Excerpts from an interface dataset:

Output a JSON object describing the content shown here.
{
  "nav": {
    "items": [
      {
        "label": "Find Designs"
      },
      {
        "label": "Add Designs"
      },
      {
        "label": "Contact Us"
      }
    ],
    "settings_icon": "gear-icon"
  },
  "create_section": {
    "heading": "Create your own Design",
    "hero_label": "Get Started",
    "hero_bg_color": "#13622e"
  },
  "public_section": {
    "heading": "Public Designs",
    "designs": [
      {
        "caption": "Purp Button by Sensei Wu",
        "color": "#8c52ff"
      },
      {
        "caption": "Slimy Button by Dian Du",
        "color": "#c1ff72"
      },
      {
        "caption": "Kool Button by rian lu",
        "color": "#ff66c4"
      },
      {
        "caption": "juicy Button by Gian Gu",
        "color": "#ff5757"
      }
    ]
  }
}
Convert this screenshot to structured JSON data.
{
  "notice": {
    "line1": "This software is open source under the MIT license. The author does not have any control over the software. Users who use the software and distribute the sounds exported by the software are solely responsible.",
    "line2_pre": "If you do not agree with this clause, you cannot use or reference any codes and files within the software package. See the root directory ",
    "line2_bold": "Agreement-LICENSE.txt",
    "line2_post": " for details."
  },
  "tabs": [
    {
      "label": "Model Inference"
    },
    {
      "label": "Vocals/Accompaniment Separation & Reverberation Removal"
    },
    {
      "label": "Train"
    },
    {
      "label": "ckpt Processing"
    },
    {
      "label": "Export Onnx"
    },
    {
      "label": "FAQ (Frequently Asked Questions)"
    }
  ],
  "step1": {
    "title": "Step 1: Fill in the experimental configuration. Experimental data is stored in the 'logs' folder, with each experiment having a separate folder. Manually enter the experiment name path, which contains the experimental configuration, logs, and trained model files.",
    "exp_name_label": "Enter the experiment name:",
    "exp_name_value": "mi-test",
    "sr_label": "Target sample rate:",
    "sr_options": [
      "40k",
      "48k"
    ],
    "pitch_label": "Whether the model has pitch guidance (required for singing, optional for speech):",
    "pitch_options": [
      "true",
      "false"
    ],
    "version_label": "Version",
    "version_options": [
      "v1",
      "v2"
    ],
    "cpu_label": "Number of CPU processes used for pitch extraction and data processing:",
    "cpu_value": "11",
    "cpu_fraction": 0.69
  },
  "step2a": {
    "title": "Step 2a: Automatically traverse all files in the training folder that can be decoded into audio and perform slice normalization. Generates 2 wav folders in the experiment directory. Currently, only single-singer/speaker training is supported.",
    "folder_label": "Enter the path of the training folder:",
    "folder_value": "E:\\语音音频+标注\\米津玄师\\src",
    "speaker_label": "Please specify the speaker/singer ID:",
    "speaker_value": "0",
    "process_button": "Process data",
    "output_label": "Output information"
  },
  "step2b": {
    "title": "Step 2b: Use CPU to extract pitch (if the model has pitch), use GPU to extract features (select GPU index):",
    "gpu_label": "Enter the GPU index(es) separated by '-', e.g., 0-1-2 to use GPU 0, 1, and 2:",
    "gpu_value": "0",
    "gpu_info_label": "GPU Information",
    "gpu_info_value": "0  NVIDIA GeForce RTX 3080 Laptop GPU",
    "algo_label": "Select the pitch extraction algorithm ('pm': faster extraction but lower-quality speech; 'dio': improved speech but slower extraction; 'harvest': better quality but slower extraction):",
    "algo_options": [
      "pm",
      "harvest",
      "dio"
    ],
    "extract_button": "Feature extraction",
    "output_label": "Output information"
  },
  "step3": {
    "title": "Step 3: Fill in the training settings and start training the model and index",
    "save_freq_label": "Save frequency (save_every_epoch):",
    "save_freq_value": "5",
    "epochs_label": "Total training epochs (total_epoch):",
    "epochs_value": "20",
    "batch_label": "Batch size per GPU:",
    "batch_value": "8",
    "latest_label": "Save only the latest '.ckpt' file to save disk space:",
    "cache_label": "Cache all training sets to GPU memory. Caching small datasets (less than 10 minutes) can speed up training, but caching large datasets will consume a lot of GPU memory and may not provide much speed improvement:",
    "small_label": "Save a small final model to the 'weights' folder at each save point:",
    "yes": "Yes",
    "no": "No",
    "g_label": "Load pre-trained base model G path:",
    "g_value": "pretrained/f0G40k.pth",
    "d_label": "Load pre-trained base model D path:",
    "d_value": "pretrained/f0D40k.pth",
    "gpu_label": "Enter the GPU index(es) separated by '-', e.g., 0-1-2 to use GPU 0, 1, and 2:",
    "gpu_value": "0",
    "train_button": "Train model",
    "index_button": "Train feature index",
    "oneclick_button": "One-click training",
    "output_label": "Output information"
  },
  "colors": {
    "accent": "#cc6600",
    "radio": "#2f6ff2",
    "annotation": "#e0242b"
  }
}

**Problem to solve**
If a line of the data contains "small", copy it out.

**Result for this task**
    "cache_label": "Cache all training sets to GPU memory. Caching small datasets (less than 10 minutes) can speed up training, but caching large datasets will consume a lot of GPU memory and may not provide much speed improvement:",
    "small_label": "Save a small final model to the 'weights' folder at each save point:",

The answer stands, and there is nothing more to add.